    After all, if we hadn’t elected that black man to the White House, they wouldn’t have felt the need to play Russian Roulette with the debt limit.

    In other words, they share responsibility for the last 4 years (actually 3 yrs, 9 mos. – 3 days) as well. The man has not operated in a vacuum.

  30. @OzarkHillbilly:

    In other words, they share responsibility for the last 4 years (actually 3 yrs, 9 mos. – 3 days) as well. The man has not operated in a vacuum.

    Well, of course.

    This is, to me, always true. No president must take sole and total responsibility (despite the way the rhetoric runs).

    I could have been clearer on that point.

  31. OzarkHillbilly says:

    @Steven L. Taylor:

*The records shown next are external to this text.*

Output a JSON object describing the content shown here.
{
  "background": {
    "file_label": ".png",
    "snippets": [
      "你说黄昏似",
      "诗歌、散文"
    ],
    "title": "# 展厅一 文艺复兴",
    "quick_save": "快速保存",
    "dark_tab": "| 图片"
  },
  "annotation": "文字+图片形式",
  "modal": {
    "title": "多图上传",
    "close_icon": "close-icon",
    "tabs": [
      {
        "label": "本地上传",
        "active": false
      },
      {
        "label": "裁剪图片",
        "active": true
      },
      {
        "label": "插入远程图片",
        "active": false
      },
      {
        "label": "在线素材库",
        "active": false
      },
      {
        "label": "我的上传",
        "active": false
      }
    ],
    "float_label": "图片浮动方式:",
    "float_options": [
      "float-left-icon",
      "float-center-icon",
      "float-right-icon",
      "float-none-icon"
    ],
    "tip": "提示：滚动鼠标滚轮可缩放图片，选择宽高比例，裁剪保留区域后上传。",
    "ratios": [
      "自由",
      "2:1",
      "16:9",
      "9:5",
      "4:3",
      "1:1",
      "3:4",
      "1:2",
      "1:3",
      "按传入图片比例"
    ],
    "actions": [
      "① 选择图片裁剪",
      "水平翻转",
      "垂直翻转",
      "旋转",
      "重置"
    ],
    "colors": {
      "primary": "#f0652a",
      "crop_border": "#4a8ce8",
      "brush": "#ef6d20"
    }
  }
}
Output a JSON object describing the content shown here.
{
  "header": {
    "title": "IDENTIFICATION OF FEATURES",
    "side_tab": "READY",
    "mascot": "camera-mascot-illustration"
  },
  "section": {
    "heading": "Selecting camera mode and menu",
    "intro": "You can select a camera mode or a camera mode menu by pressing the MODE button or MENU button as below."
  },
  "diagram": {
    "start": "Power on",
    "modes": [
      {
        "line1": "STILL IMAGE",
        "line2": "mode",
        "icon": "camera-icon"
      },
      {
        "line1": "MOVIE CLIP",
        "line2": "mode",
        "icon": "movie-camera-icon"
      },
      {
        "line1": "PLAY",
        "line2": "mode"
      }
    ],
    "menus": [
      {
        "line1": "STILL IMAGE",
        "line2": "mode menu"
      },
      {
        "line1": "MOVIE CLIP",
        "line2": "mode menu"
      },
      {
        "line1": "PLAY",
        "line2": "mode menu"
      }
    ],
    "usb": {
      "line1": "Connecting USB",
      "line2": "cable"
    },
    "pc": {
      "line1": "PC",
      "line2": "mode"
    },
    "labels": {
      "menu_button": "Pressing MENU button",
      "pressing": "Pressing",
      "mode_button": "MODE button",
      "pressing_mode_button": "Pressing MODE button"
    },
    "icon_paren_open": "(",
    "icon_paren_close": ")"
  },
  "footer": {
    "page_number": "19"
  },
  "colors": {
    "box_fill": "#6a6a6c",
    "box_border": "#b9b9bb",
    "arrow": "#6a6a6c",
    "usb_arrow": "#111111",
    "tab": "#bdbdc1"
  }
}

    This is, to me, always true…. (despite the way the rhetoric runs).

    I know, which is why it was just a “quibble.” It is the rhetoric the GOP is using now, it was the rhetoric the Dems used in ’06.

  32. @mantis:

    I think Obama’s differences from Bush are almost entirely rhetorical, with very little difference in terms of practical effects.

  33. Barry says:

    Steven: “I would say that I am stunned that Romney is unable to adequately answer this question, but the truth is that I am not sure that the GOP has come to terms with what a disaster the Bush administration was.”

    It was a great time for them, and an incredible looting spree – something which Romney probably literally got off on.

    Their goal is to do it all over again.

  34. swbarnes2 says:

    @Stormy Dragon:

    I think Obama’s differences from Bush are almost entirely rhetorical, with very little difference in terms of practical effects.

    That’s an odd thing to say. Bush did not, and would never have passed Lily Ledbetter. Bush did not and would never have passed ObamaCare. How can ObamaCare not have practical effects?

  35. David M says:

    @Stormy Dragon:

    I think Obama’s differences from Bush are almost entirely rhetorical, with very little difference in terms of practical effects.

    And you think Obama would have pushed for tax cuts similar to the ones Bush passed? Invaded Iraq for no reason and ignored Afghanistan? Tried to privatize social security? Supported the worse (GOP) version of Medicare Part D?

  36. An Interested Party says:

    I think Obama’s differences from Bush are almost entirely rhetorical, with very little difference in terms of practical effects.

    With all due respect, it is hardly surprising that a libertarian would think this way…